In Your Eyes | Magruder Eye Institute

In Your Eyes

So summer is coming to an end, and school is getting ready to kick back into session. I thought I’d give you a little lesson to get your brain rolling. Today, class, we will be talking about the color of the human eye! What makes up the color of our iris? What determines this color? Can we predict our offspring’s eye color? These are all wonderful questions!
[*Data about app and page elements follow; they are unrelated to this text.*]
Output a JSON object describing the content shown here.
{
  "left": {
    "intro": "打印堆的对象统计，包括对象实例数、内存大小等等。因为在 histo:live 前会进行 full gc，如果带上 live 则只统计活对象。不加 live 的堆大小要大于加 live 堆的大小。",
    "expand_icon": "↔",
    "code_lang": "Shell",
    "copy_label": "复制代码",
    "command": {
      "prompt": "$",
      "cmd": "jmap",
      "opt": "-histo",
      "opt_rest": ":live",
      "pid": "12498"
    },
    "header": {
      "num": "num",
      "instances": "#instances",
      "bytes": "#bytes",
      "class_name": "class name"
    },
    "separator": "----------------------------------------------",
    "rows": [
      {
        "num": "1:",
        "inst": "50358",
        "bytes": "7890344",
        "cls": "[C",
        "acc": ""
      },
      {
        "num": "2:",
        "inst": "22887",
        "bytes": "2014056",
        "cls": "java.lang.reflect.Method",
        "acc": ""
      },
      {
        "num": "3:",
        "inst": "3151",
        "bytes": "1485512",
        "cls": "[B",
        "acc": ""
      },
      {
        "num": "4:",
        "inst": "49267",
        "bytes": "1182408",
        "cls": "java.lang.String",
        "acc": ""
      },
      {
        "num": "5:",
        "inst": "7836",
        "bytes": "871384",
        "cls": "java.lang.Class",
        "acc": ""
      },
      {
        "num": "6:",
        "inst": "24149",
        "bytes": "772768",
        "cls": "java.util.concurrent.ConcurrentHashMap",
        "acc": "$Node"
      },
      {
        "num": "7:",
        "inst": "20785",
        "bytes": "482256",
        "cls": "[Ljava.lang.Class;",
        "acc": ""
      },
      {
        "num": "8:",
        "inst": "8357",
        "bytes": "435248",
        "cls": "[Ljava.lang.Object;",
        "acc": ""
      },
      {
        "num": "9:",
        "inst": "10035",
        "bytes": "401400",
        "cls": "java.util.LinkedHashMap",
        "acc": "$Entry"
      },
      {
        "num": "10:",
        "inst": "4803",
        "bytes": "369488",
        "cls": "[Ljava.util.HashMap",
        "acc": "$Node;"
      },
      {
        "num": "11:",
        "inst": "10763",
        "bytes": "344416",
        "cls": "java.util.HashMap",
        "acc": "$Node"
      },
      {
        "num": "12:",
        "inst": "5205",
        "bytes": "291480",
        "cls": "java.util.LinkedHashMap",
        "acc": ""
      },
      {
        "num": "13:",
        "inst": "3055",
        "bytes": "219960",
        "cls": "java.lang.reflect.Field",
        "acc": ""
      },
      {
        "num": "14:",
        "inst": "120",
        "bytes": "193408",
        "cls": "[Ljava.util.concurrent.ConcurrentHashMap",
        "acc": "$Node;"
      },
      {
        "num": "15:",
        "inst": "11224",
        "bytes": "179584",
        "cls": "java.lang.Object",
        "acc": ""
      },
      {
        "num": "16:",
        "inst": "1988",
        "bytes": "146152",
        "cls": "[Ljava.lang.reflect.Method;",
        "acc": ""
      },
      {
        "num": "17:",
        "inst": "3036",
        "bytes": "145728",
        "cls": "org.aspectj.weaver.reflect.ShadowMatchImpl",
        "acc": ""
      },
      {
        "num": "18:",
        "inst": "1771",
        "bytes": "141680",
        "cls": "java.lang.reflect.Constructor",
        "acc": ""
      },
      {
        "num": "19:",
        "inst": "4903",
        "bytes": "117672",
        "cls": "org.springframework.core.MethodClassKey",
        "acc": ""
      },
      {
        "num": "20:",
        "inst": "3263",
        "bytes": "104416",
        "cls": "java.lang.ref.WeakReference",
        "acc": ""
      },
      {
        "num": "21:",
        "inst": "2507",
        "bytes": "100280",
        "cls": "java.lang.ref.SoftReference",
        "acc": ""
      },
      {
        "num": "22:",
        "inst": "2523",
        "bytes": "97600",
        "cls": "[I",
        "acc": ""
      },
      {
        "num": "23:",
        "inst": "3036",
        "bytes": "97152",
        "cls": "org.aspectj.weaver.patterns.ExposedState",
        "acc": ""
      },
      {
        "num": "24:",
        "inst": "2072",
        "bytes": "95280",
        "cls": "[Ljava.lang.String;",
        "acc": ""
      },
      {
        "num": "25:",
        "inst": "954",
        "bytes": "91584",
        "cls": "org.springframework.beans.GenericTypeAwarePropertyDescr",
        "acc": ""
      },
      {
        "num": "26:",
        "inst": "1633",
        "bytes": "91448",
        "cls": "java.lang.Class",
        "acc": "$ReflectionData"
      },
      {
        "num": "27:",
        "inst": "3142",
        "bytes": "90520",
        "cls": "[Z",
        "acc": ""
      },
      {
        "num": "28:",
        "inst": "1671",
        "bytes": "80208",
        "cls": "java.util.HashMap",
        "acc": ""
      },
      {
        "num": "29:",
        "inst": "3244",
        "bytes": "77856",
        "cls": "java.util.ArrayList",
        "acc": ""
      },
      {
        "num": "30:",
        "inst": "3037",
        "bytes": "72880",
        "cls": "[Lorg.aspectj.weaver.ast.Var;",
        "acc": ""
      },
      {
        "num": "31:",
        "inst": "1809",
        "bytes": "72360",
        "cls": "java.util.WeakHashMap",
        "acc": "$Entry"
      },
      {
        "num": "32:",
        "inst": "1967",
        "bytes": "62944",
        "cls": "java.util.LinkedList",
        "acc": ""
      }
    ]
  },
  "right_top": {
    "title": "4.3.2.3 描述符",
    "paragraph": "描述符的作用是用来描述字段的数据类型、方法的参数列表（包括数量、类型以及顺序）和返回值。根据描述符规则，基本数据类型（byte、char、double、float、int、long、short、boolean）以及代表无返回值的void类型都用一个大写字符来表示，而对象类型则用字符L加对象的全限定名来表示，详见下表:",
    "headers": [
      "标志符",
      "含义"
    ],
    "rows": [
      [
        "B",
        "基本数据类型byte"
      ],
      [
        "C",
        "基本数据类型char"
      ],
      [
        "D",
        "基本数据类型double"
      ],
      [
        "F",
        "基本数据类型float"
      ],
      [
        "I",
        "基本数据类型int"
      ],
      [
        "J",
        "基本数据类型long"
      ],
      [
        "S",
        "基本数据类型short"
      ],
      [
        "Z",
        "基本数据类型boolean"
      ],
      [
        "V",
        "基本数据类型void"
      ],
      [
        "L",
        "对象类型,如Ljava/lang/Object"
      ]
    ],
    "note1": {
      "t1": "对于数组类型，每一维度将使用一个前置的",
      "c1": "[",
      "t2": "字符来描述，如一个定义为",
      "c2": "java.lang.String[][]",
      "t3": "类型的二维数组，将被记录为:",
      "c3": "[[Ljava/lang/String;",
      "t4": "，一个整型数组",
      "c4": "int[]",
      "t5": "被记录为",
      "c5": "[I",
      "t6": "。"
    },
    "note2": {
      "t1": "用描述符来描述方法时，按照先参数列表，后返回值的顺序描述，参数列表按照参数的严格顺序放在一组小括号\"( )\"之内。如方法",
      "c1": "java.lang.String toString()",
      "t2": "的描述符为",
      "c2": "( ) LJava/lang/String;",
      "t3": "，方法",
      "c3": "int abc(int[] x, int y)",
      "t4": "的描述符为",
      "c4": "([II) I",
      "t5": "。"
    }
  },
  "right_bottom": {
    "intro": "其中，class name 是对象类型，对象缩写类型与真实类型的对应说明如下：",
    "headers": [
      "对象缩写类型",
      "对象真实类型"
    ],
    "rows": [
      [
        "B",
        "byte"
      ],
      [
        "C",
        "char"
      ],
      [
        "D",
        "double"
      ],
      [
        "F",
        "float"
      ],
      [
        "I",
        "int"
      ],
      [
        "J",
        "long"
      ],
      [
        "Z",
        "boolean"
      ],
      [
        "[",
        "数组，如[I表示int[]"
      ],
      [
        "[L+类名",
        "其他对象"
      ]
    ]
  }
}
Melanin is responsible for the color of our eyes. When babies are born, most of the time they have little to no melanin, so their eyes appear blue. However, as they get older they develop melanin and their eyes turn to their natural color. So why do some eyes stay blue forever and others turn brown 6 months from birth? It’s all in our genes. Our genes determine the amount of melanin in our eyes. In school, you were probably taught eye color was a single gene trait. Modern science has determined otherwise, it is a multi-gene trait. There are two genes responsible for eye color, OCA2 and HERC2. The OCA2 gene controls ¾ of the blue/brown spectrum and HERC2 determines the expression of the OCA2 gene. Have I lost you yet? What about green eyes, how do they come into play? Green eyes are determined from the gey gene. This chart outlines the different combinations of eye color that parents can hand down to their offspring. Variation of the color is attributed to the Lyst gene, DSCR9 gene, and 17q25.3 gene. The rarest eye color is thought to be green, other than albino eye color and heterochromia eye color. Scientists are learning new information about the makeup of our eyes every day. Eye color is very interesting because it’s not cut and dry, multiple genes and genome combinations make up eye color. Our eyes are the window to our souls, so it’s fun to learn about what they are made of!

HERC2 Gey Eye Color
BB GG Brown
BB Gb Brown
BB bb Brown
Bb GG Brown
Bb Gb Brown
Bb bb Brown
bb GG Green
bb Gb Green
bb bb Blue

Brown: B Green: G
Blue: b Blue: b